Steelhead 101: Escapement

In Science Friday by steelheaders

One thing is certain — science is loaded with jargon. You almost need a PhD just to understand some of the technical language. While technical language is valuable to those that study and manage steelhead, it can also detract from sharing and explaining key messages – particularly in situations where various terms are bandied about without definition. For example, I could say: Different male phenotypes competed for access to spawning females using size-specific behavioral tactics that were likely to maximize their fitness. Not fun to read, at all, and confusing. What is a phenotype? What is a tactic? Given the potential confusion that arises with fish jargon, we have decided to take a step back. In the coming weeks we will identify and define a number of terms that are important to steelhead management and conservation.

Call it Steelhead 101. 

Let’s begin with two terms that are used broadly in steelhead management: run size and escapement.

Run size refers to size of the steelhead population. Typically, it is defined as the number of adult steelhead that return to a river in a given year prior to any harvest or fishery impacts.

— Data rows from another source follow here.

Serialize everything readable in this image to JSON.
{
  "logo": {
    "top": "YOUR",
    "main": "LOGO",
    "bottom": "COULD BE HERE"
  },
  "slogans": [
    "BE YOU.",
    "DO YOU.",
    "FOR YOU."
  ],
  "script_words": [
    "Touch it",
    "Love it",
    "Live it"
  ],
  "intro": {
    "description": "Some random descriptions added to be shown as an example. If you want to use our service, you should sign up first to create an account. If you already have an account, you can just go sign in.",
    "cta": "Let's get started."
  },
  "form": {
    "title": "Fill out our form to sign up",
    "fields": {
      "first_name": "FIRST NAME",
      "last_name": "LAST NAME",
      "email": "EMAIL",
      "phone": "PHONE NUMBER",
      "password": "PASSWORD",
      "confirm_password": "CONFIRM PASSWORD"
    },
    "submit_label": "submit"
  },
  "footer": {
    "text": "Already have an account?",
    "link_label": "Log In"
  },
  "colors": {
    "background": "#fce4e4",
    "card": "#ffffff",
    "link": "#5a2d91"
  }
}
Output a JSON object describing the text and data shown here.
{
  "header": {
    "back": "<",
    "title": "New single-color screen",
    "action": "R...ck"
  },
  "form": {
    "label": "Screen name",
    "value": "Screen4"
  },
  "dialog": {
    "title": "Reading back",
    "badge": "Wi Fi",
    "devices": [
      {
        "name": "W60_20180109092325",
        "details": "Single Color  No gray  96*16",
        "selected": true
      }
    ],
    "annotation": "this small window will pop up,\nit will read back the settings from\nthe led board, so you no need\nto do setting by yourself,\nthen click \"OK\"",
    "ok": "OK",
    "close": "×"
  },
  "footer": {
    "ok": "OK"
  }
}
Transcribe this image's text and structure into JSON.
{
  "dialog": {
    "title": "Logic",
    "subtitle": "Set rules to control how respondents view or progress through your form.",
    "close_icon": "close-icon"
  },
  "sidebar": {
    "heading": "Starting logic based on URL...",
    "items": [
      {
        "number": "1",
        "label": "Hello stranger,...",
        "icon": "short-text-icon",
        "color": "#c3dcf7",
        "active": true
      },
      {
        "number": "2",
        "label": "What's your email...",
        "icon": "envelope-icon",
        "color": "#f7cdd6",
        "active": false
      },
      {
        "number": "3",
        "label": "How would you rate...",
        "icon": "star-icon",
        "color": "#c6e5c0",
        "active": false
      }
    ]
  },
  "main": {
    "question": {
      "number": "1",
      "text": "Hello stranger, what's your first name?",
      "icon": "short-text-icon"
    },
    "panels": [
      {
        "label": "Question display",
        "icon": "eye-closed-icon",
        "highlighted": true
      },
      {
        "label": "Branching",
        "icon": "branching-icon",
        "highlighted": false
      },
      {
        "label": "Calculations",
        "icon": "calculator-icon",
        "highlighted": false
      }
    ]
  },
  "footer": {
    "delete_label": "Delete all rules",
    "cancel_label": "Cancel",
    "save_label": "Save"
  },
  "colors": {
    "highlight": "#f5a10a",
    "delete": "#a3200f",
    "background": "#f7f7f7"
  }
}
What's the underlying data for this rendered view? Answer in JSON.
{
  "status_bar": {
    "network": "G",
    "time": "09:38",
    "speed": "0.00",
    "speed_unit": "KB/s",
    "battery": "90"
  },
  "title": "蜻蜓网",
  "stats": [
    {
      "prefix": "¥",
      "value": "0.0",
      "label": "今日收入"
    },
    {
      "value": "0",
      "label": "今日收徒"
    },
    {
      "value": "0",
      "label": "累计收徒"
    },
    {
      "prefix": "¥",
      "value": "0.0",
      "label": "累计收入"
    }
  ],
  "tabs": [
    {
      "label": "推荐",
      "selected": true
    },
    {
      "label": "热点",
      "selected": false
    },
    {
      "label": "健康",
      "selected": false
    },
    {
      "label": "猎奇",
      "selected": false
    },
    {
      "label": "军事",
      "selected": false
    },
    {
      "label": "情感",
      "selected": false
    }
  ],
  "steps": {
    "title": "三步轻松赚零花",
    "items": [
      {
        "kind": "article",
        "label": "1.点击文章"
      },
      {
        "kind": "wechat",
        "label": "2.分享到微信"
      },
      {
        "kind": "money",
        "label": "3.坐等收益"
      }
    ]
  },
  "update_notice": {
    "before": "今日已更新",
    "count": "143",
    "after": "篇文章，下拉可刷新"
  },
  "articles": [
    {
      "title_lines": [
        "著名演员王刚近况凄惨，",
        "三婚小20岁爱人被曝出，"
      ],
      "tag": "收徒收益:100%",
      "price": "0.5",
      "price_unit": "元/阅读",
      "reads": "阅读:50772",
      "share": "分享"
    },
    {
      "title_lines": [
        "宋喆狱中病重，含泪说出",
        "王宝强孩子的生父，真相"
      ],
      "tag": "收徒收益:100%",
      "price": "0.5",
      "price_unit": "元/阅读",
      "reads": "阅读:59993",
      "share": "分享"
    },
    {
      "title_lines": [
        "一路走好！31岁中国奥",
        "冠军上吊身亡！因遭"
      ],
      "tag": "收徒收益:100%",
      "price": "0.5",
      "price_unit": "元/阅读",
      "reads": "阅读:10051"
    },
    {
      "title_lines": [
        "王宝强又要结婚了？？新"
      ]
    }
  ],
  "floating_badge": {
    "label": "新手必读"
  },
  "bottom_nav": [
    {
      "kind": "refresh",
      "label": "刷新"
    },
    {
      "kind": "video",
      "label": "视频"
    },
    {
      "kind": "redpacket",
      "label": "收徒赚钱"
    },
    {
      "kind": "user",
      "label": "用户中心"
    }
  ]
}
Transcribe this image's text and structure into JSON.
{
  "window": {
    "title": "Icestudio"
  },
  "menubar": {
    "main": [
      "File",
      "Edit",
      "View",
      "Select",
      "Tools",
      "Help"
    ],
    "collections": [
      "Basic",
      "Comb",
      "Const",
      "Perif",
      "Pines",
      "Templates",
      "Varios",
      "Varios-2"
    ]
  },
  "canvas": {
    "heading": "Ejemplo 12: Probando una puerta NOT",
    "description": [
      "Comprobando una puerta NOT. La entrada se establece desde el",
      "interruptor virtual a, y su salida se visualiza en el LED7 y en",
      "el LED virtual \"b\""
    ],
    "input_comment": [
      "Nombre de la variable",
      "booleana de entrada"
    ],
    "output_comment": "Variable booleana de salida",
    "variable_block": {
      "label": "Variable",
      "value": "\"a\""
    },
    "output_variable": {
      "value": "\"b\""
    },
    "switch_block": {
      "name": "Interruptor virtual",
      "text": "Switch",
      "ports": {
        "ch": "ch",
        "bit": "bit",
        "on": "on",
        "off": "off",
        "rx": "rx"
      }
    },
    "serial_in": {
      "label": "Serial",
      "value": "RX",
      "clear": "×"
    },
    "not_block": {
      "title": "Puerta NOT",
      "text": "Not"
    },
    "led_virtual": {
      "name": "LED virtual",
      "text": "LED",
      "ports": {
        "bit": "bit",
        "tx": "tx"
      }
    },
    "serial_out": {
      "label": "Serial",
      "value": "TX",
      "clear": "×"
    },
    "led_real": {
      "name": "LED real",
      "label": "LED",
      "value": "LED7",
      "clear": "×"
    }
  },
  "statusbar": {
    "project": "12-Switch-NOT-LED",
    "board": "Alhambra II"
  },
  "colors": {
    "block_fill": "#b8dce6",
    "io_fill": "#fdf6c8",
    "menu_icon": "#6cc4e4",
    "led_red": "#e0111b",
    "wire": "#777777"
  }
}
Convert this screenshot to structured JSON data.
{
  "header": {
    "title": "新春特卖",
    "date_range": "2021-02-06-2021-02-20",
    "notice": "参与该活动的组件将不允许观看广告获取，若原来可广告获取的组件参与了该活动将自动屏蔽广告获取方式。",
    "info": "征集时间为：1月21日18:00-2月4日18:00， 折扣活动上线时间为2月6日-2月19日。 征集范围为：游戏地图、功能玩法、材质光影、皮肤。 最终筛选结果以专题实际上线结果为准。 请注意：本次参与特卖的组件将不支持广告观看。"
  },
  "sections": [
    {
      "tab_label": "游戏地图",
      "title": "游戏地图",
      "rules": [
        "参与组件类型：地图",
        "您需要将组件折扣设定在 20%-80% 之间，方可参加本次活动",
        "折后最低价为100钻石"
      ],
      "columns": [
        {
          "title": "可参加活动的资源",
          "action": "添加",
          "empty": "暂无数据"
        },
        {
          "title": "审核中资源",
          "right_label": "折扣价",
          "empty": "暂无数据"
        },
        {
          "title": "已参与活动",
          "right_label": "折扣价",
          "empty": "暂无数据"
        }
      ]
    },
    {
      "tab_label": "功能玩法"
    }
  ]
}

Escapement refers to how many fish survived the fishery and escaped to actually spawn. Our next post will discuss how managers actually estimate annual run size and escapement, and the challenges associated with those efforts.